▸ **Task instructions**
Print the records below exactly. Omit every picture.

▸ **Excerpts from an interface dataset**

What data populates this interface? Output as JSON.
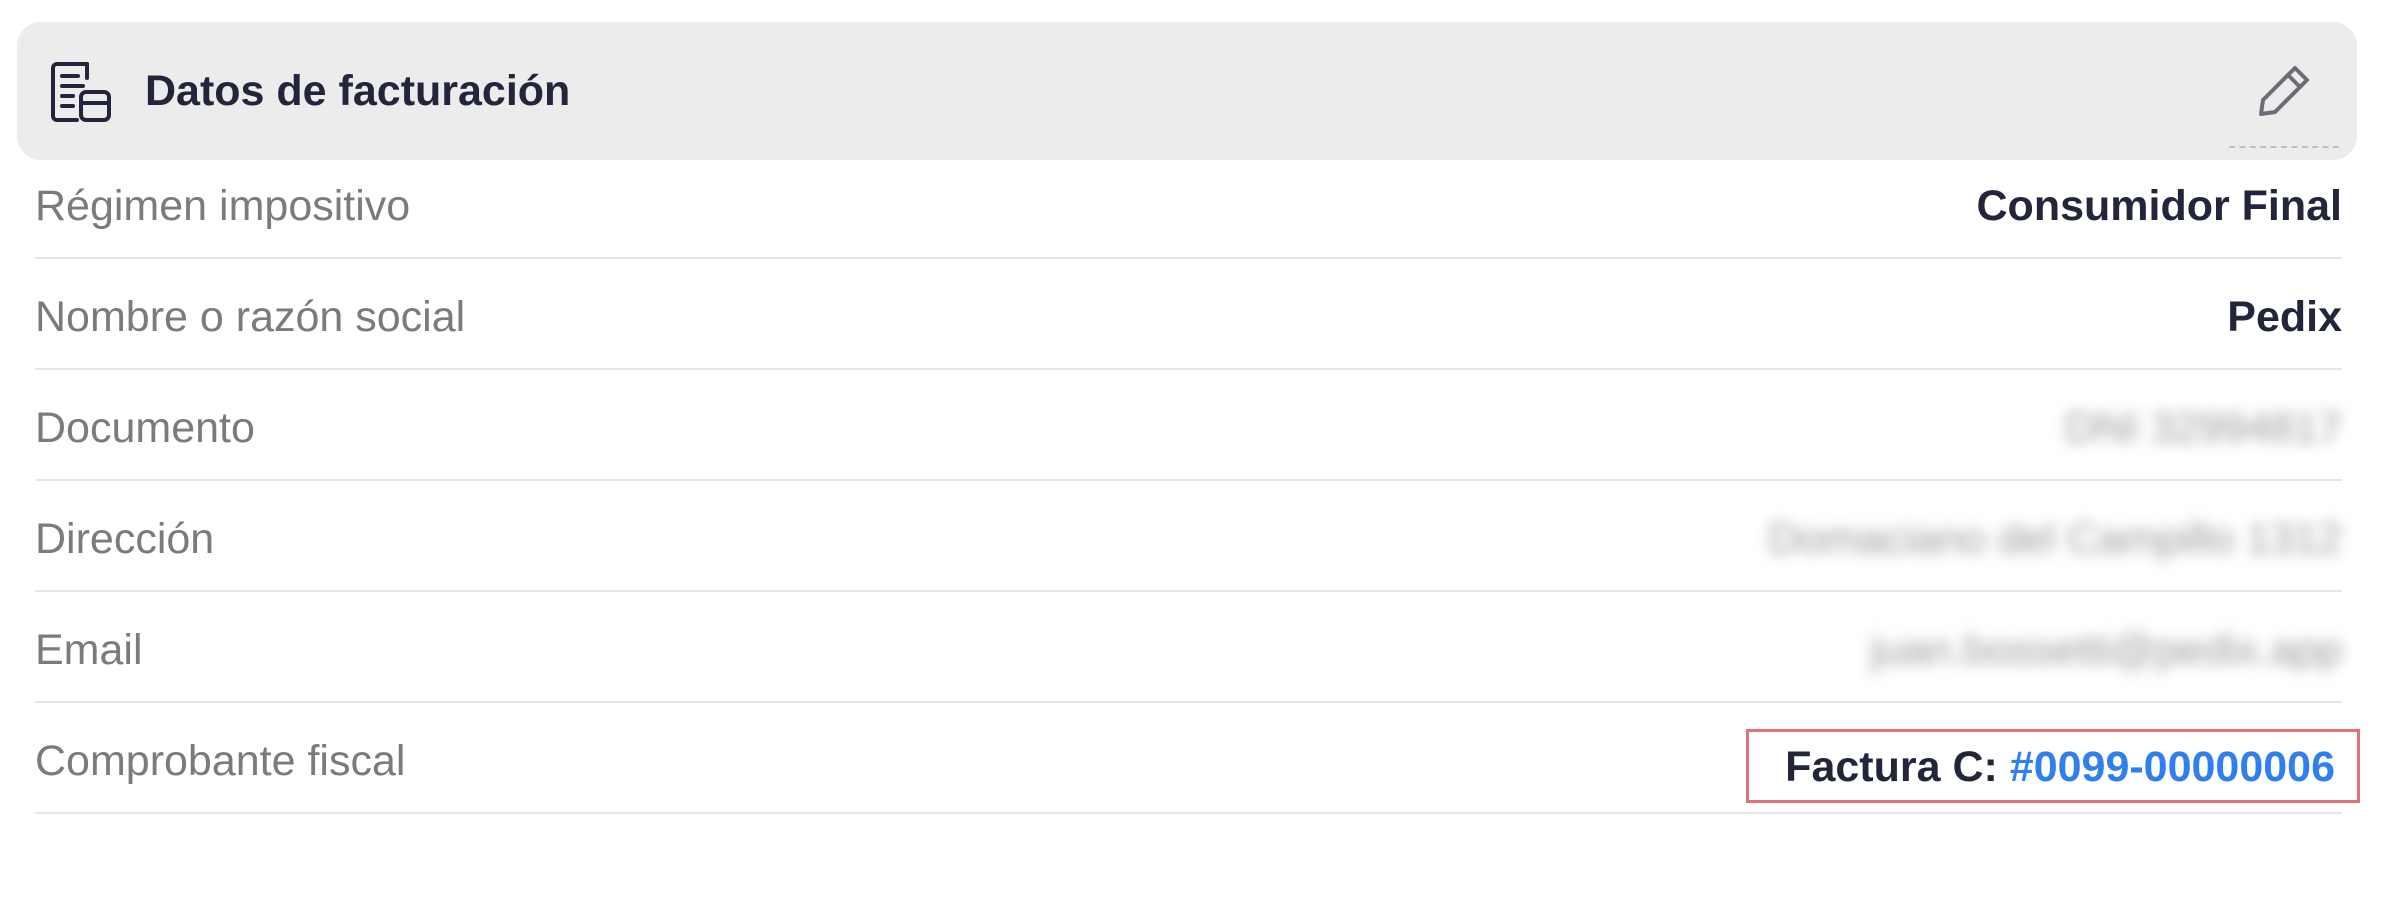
{
  "header": {
    "title": "Datos de facturación",
    "icon": "billing-document-icon",
    "edit_icon": "pencil-icon"
  },
  "rows": [
    {
      "label": "Régimen impositivo",
      "value": "Consumidor Final"
    },
    {
      "label": "Nombre o razón social",
      "value": "Pedix"
    },
    {
      "label": "Documento",
      "value": "DNI 32994817"
    },
    {
      "label": "Dirección",
      "value": "Domaciano del Campillo 1312"
    },
    {
      "label": "Email",
      "value": "juan.bossetti@pedix.app"
    },
    {
      "label": "Comprobante fiscal",
      "value_prefix": "Factura C:",
      "value_link": "#0099-00000006"
    }
  ],
  "colors": {
    "link": "#2f7ff0",
    "highlight_border": "#e0737a",
    "header_bg": "#ececec",
    "label": "#7b7b7b",
    "value": "#23263b"
  }
}
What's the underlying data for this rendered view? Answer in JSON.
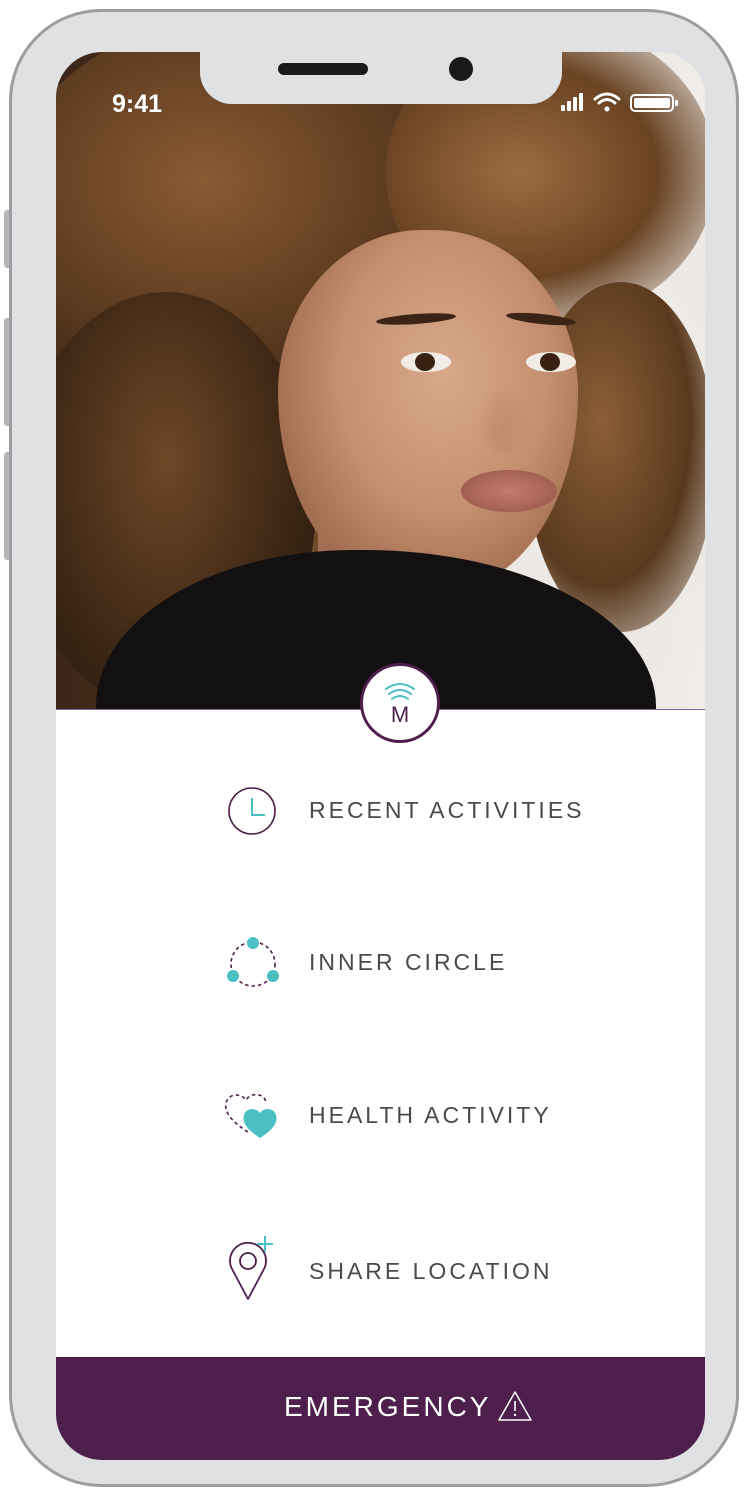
{
  "status_bar": {
    "time": "9:41",
    "icons": [
      "signal-icon",
      "wifi-icon",
      "battery-icon"
    ]
  },
  "hero": {
    "photo": "portrait-photo"
  },
  "logo": {
    "letter": "M",
    "icon": "wireless-signal-icon"
  },
  "menu": {
    "items": [
      {
        "label": "RECENT ACTIVITIES",
        "icon": "clock-icon"
      },
      {
        "label": "INNER CIRCLE",
        "icon": "inner-circle-icon"
      },
      {
        "label": "HEALTH ACTIVITY",
        "icon": "heart-icon"
      },
      {
        "label": "SHARE LOCATION",
        "icon": "location-pin-icon"
      }
    ]
  },
  "emergency": {
    "label": "EMERGENCY",
    "icon": "warning-icon"
  },
  "colors": {
    "brand_purple": "#4e1f4c",
    "accent_teal": "#4bbfc3",
    "frame": "#e0e1e2",
    "label_text": "#4a4a4c"
  }
}
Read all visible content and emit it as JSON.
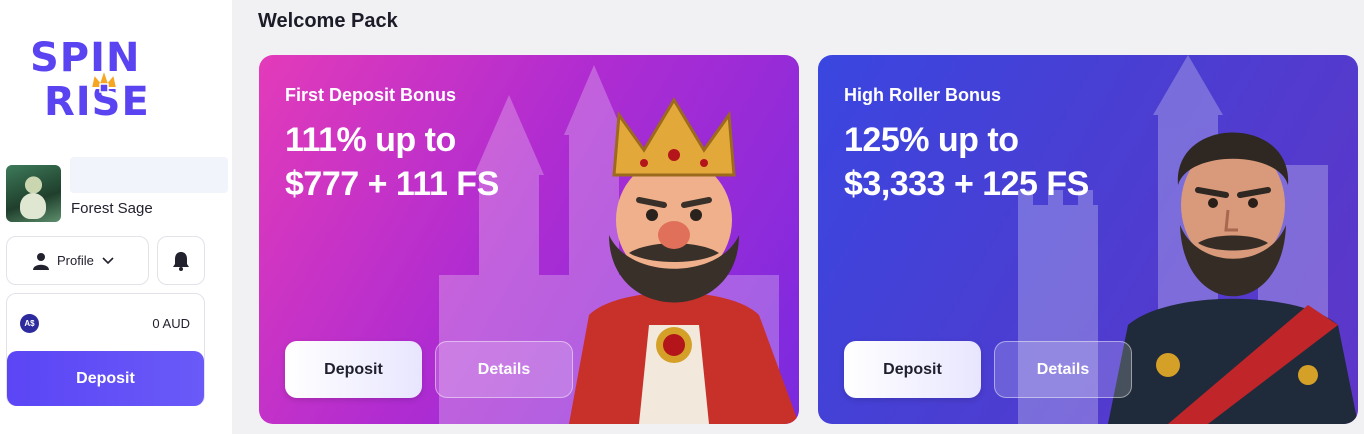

▸ **Exercise answer**
What data populates this interface? Output as JSON.
{
  "header": {
    "title": "Datos de facturación",
    "icon": "billing-document-icon",
    "edit_icon": "pencil-icon"
  },
  "rows": [
    {
      "label": "Régimen impositivo",
      "value": "Consumidor Final"
    },
    {
      "label": "Nombre o razón social",
      "value": "Pedix"
    },
    {
      "label": "Documento",
      "value": "DNI 32994817"
    },
    {
      "label": "Dirección",
      "value": "Domaciano del Campillo 1312"
    },
    {
      "label": "Email",
      "value": "juan.bossetti@pedix.app"
    },
    {
      "label": "Comprobante fiscal",
      "value_prefix": "Factura C:",
      "value_link": "#0099-00000006"
    }
  ],
  "colors": {
    "link": "#2f7ff0",
    "highlight_border": "#e0737a",
    "header_bg": "#ececec",
    "label": "#7b7b7b",
    "value": "#23263b"
  }
}
What's the underlying data for this rendered view? Answer in JSON.
{
  "status_bar": {
    "time": "9:41",
    "icons": [
      "signal-icon",
      "wifi-icon",
      "battery-icon"
    ]
  },
  "hero": {
    "photo": "portrait-photo"
  },
  "logo": {
    "letter": "M",
    "icon": "wireless-signal-icon"
  },
  "menu": {
    "items": [
      {
        "label": "RECENT ACTIVITIES",
        "icon": "clock-icon"
      },
      {
        "label": "INNER CIRCLE",
        "icon": "inner-circle-icon"
      },
      {
        "label": "HEALTH ACTIVITY",
        "icon": "heart-icon"
      },
      {
        "label": "SHARE LOCATION",
        "icon": "location-pin-icon"
      }
    ]
  },
  "emergency": {
    "label": "EMERGENCY",
    "icon": "warning-icon"
  },
  "colors": {
    "brand_purple": "#4e1f4c",
    "accent_teal": "#4bbfc3",
    "frame": "#e0e1e2",
    "label_text": "#4a4a4c"
  }
}
Read all visible content and emit it as JSON.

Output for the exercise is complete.